Plans for the estimated $40 million renovation of Miller-Driscoll Elementary School are "moving along" and a school building committee will be appointed soon, First Selectman William Brennan informed during Wednesday's meeting between the Board of Selectmen and the Board of Education to discuss school capital projects.
Follwing selection of an architect, schematics for the renovations will be completed in 2014, with an aim to start construction in 2015, Brennan said.
In addition a revised statement of requirements — the document which drives the design of the school — has been completed and approved by the Board of Education and will be presented at the next meeting of the Board of Selectmen, he said.
"We've got some pretty good people who have volunteered to be on the building committee," Brennan said, adding that the committee will include representatives from the Board of Education, school administration, Board of Finance and Board of Selectmen, as well as members of the community with backgrounds in construction and project management.
Brennan said he was concerned, however, that bids for the school project may come in over budget. Recent bids to replace the roofs at Middlebrook School and the Comstock Community Center came in slightly above initial estimates.

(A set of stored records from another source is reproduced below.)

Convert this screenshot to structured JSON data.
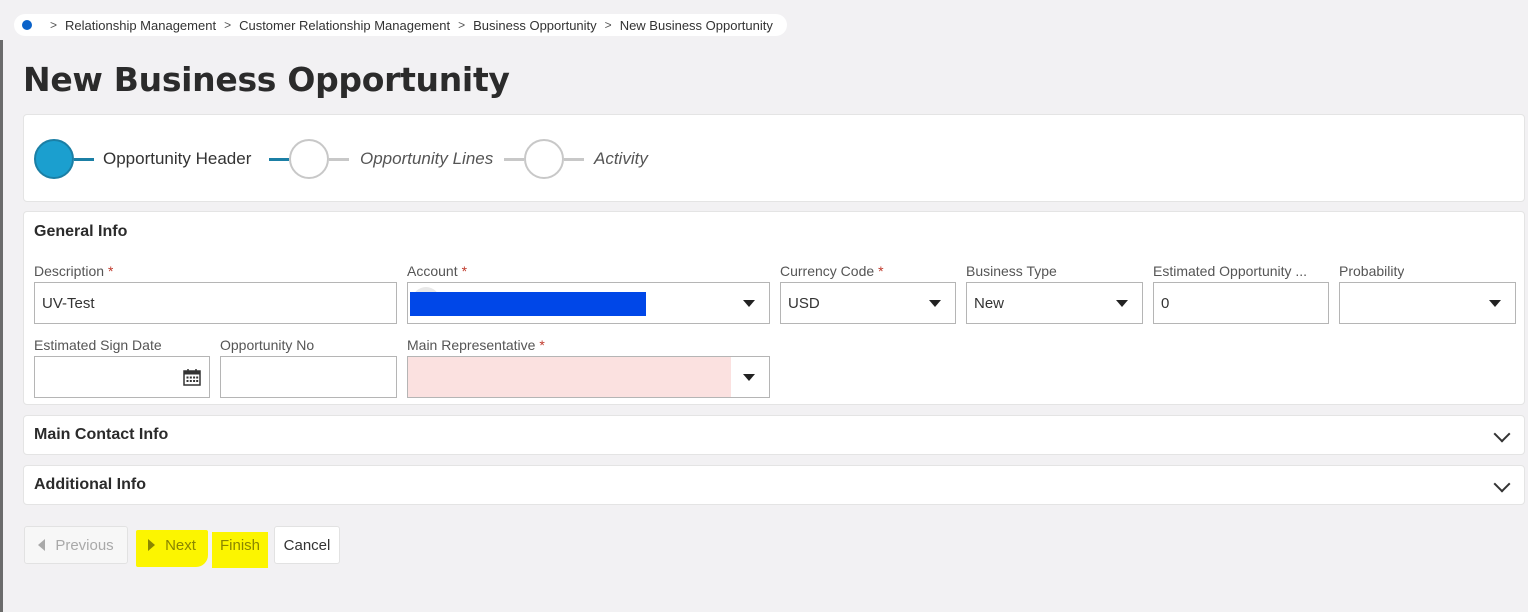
{
  "breadcrumb": {
    "items": [
      "Relationship Management",
      "Customer Relationship Management",
      "Business Opportunity",
      "New Business Opportunity"
    ]
  },
  "page_title": "New Business Opportunity",
  "stepper": {
    "steps": [
      {
        "label": "Opportunity Header",
        "active": true
      },
      {
        "label": "Opportunity Lines",
        "active": false
      },
      {
        "label": "Activity",
        "active": false
      }
    ]
  },
  "general_info": {
    "title": "General Info",
    "description": {
      "label": "Description",
      "value": "UV-Test"
    },
    "account": {
      "label": "Account",
      "value": ""
    },
    "currency_code": {
      "label": "Currency Code",
      "value": "USD"
    },
    "business_type": {
      "label": "Business Type",
      "value": "New"
    },
    "estimated_opportunity": {
      "label": "Estimated Opportunity ...",
      "value": "0"
    },
    "probability": {
      "label": "Probability",
      "value": ""
    },
    "estimated_sign_date": {
      "label": "Estimated Sign Date",
      "value": ""
    },
    "opportunity_no": {
      "label": "Opportunity No",
      "value": ""
    },
    "main_representative": {
      "label": "Main Representative",
      "value": ""
    },
    "required_mark": "*"
  },
  "main_contact_info": {
    "title": "Main Contact Info"
  },
  "additional_info": {
    "title": "Additional Info"
  },
  "buttons": {
    "previous": "Previous",
    "next": "Next",
    "finish": "Finish",
    "cancel": "Cancel"
  },
  "colors": {
    "accent": "#1b9fcf",
    "error_fill": "#fbe1e0",
    "highlight": "#fcf500",
    "redaction": "#0047e8"
  }
}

Since the Miller-Driscoll project was first proposed in 2006 town officials have debated whether to renovate the current facility or build an entirely new school. Should cost estimates cross a certain threshold the town may feel compelled to scrap renovation plans in favor of new construction, because it will be more cost effective.
During a Board of Selectmen meeting in December, Ty Tregallas of Milford-based Turner Construction reported that the school building was structurally sound and recommended renovation.
Roofing Projects Go Out to Bid
Brennan said the town is drafting RFPs and will soon be soliciting bids from roofing contractors for the replacement of the roofs on Middlebrook and Comstock.
During a recent Board of Selectmen meeting, Erin Aichler, Project Manager for Hamden-based Hoffmann Architects, provided an overview of the roof projects, which essentially entail replacing most of the roofs at the two facilities.
Hoffmann Architects was hired to assist Turner Construction to develop the schematic designs for the roofs at Comstock Community Center and Middlebrook School, including "good, better, best" alternatives for replacement, and estimated construction costs for each.
Aichler discussed the current condition of the roofs, what needs to be done to repair them, and alternatives for repairing them. She said the single-ply EPDM (rubber membrane) roofs on Comstock and Middlebrook are, on average 20 or more years old.
She added that Comstock has a lot of broken HVAC equipment that will need to be removed and/or replaced when the roof project is done.
Aichler said inspection of the roofs revealed "ponding" of rain water resulting from trees debris clogging roof drains. This in turn is causing leaks which in turn is causing mold conditions.
The drains in the courtyard at Middlebrook School will be repaired as part of the roof repair at that school, she said.
Aichler presented three roof replacement options — however she noted that "the only real difference is the membrane" used. The first option is to go with a single-ply standard EPDM roof. The second option includes installing a single-ply roof with a thicker membrane. The third option is to install a two-ply "modified bitumin" roof with the thicker membrane. The third option she said offers the best protection from leaks, the longest life, and greater durability over the other options.
If standard single-ply EPDM roofs are installed at both facilities, including a total of five roofs at Middlebrook and three roofs at Comstock, the estimated cost is $715,000 for Comstock and $965,000 for Middlebrook. That does not include the removal of the HVAC equipment.
During the meeting, Brennan said he would ask the Council on Public Facilities to make a recommendation on what type of roofs to use at each facility.
Malcolm Whyte, Chair of CPF, however, asked that if the Council takes the time to do the analysis, and ends up recommending a more expensive roof, that the selectmen then not reject the recommendation.
"We spend a great deal of time pouring over the details such proposals," Whyte said. "One thing I would ask you to do... is not just reject based on cost... if we must look at all the alternatives. This way we don't come back and say, 'we recommend this,' and you say, 'no way we're not going to do that,' based on the money..."
Brennan pointed out that if the board waited until May to request additional funding for the project from the town meeting, the town would not have enough time to go to contract and get the job completed during summer, as planned.
The Board of Selectmen is also in the process of finding members for a building committee to oversee the roofing projects. Members of that committee are expected to be announced in March.
The roofing project for Comstock is just one of a series of improvements for the community center totaling about $4 million. Other improvements include replacing the generator and boiler system, installing additional heating in the front lobby, replacing windows and providing new ventilation and air conditioners.